    Accessing their superannuation before leaving the country is a great idea, however the tax deductions on DASP need changing. Currently an immediate 15% tax is applied to employees super contributions when it is remitted to their Super fund. Further, another 65% is withheld when WHM apply for their superannuation. It just seems strange that the major employer groups of WHM have not raised this concern before as it is a huge burden on their cost of business. EFFECTIVELY 70% OF AN EMPLOYERS CONTRIBUTION FOR THEIR EMPLOYEES IS COLLECTED BY THE ATO.

    As an example, excluding fees & costs (which would only further reduce their super amount) WHM who receive $300 a month in Superannuation Guarantee payments from their employer only stand to receive $89.25 of this amount when departing Australia

  2. I did a ‘survey’ (spoke to each one in turn) with the backpackers we had here last week asking them about this..

    They paid their visa fees in pounds, euros and US dollars and did not think that the fees were expensive.

    They all felt that tax at 15% was totally fair and that they should contirubute to the use of the roads, parks and beaches.

    The original suggestion of allowing them to get their super back after doing their 88 days seemed a bit strange as they were shortly returning to Australia or staying on.. My interviewees thought that Super was not something they could complain about as it was like a ‘gift’ from their employer and they had not had to pay for it – so a 35% bonus eventually was just fine.

    I totally agree that the working holstels need regulation with their charges and the way they organise their jobs – perhaps a registration system like for the Labour Hire people would make them more accountable.

    BYTAP has links to Government about these matters could this petition be duplicating or confusing the issue?

    Could the lack of visitation to Cairns be something to do with the fact that the Greens and associated types of people have told the world that the reef is dead and so not worth visiting. They have done untold harm to Australia in general and NW Queensland in particular. See Brett Claxton’s excellent letter in a previous issue of the BYTE.
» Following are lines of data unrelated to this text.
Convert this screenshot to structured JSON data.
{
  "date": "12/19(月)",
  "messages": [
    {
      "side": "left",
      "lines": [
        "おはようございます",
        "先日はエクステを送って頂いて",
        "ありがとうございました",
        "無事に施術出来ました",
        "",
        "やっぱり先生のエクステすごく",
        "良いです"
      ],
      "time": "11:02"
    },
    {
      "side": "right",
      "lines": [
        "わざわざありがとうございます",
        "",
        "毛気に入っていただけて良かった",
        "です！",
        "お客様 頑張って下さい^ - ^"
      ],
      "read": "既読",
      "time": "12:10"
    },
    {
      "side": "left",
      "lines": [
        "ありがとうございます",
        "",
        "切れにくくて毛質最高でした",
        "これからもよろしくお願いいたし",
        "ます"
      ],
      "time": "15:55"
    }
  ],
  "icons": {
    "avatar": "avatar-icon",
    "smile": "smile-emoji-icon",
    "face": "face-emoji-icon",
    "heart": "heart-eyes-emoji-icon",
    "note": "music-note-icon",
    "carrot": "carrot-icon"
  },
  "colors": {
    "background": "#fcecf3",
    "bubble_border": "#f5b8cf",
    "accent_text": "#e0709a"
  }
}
  3. Helen says:

    i am wondering. If the government reduces all what is asked of them, will RMAs need to reduce their fees for visas and services?

  4. John George says:

    Can someone please explain to me about this sub category of backpacker hostels referred to as working hostels. What are they, what do they do, what exploitation are they seen to get up to and what further regulation may be, seen as a benefit that will cause the youth tourism sector, which you say is in decline, grow again? What charges need regulation, and if so, does that mean that the government will be in charge of what prices must be set for accommodation? Do they do this in Russia or China? Maybe the government should run government accommodation for backpackers? What about what a share house operator may charge? Sometimes I think there must be too much sun up there in Queensland.